There was a lot of ice on our run this morning.

There was a lot of ice on our run this morning.

We soldiered on through the Michigan State University campus and eventually reaching semi-plowed paved trails.

lachicaruns msu river

On the banks of the Red Cedar…

With our favorite statue.

With our favorite statue.

I should admit that we almost turned around at the two-mile mark but we were feeling pretty good and kept going. Good thing, too, because the schedule called for 10 and we did catch up to — and run with — some of our favorite Team Playmakers runners. The rest of the week is taper.

And this is why we went 10 miles today.

And this is why we went 10 miles today.

Now here I sit, still trying to thaw out but glad we got our long run in before next week’s Gazelle Girl Half Marathon. In the meantime, I’m trying to adopt this attitude:

different kinds of good weather

I did plan next week’s meals, so I have that going for me. If you’re new, here’s how I make my list.

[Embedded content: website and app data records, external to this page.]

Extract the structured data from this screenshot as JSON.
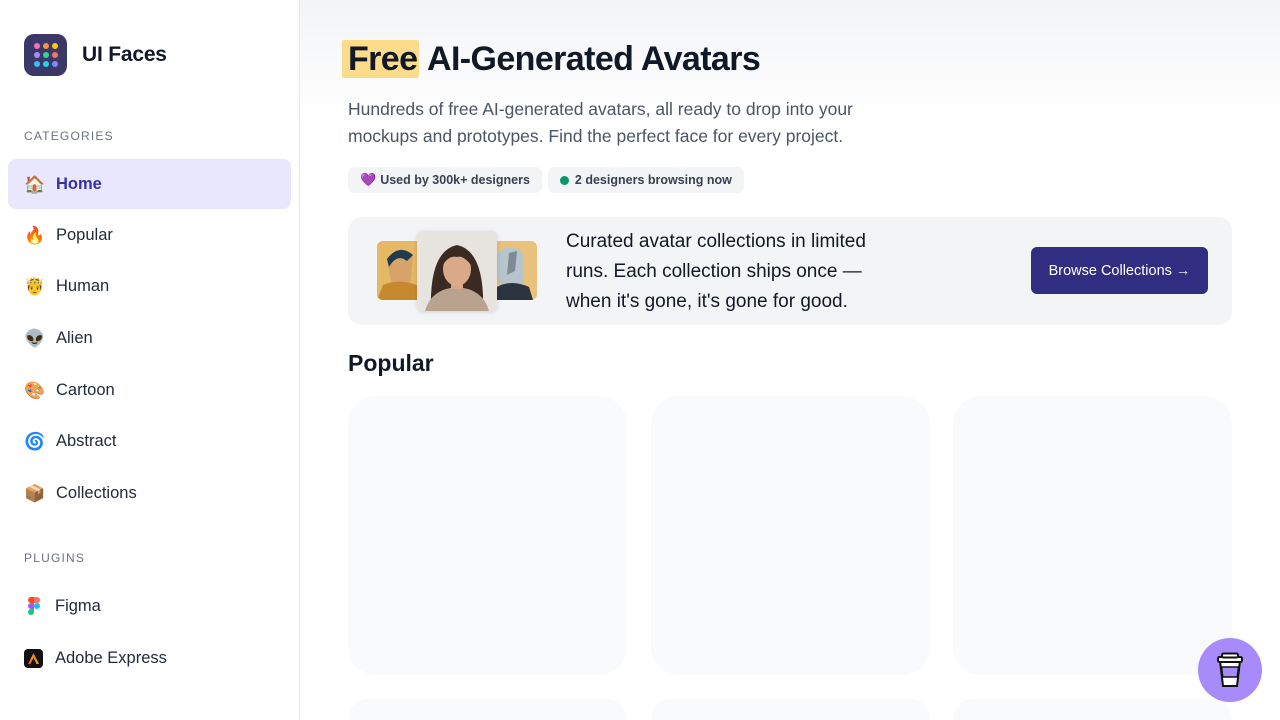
{
  "brand": {
    "name": "UI Faces",
    "logo_dots": [
      "#f472b6",
      "#fb923c",
      "#facc15",
      "#a78bfa",
      "#34d399",
      "#f87171",
      "#38bdf8",
      "#22d3ee",
      "#818cf8"
    ]
  },
  "sidebar": {
    "categories_title": "CATEGORIES",
    "items": [
      {
        "label": "Home",
        "icon": "house-emoji",
        "glyph": "🏠",
        "active": true
      },
      {
        "label": "Popular",
        "icon": "fire-emoji",
        "glyph": "🔥",
        "active": false
      },
      {
        "label": "Human",
        "icon": "face-emoji",
        "glyph": "🤴",
        "active": false
      },
      {
        "label": "Alien",
        "icon": "alien-emoji",
        "glyph": "👽",
        "active": false
      },
      {
        "label": "Cartoon",
        "icon": "palette-emoji",
        "glyph": "🎨",
        "active": false
      },
      {
        "label": "Abstract",
        "icon": "cyclone-emoji",
        "glyph": "🌀",
        "active": false
      },
      {
        "label": "Collections",
        "icon": "package-emoji",
        "glyph": "📦",
        "active": false
      }
    ],
    "plugins_title": "PLUGINS",
    "plugins": [
      {
        "label": "Figma",
        "icon": "figma-icon"
      },
      {
        "label": "Adobe Express",
        "icon": "adobe-express-icon"
      }
    ]
  },
  "hero": {
    "title_highlight": "Free",
    "title_rest": " AI-Generated Avatars",
    "subtitle": "Hundreds of free AI-generated avatars, all ready to drop into your mockups and prototypes. Find the perfect face for every project.",
    "badge_users": "Used by 300k+ designers",
    "badge_browsing": "2 designers browsing now"
  },
  "promo": {
    "text": "Curated avatar collections in limited runs. Each collection ships once — when it's gone, it's gone for good.",
    "button_label": "Browse Collections →"
  },
  "popular": {
    "heading": "Popular"
  },
  "colors": {
    "accent": "#312e81",
    "active_bg": "#e9e7fd",
    "highlight": "#fcdc8a",
    "online": "#059669"
  }
}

  • Spanish rice (with tomatoes, green peppers and onions), garlic toast. Here’s a similar recipe.
  • Goulash, green salad. Here’s a similar recipe.
  • Meatloaf, mashed potatoes, corn
  • Pizza (yes, again)
  • Chicken fajitas (I thaw frozen chicken in a zip-top baggie with Zesty Italian dressing, grill it and cut it up for the fajitas. I also cut up onions with red and green peppers, wrap them up in foil and grill them. Serve with cheese, salsa, guacamole and tortillas.)

What’s on tap for next week? Have you tried any new recipes recently?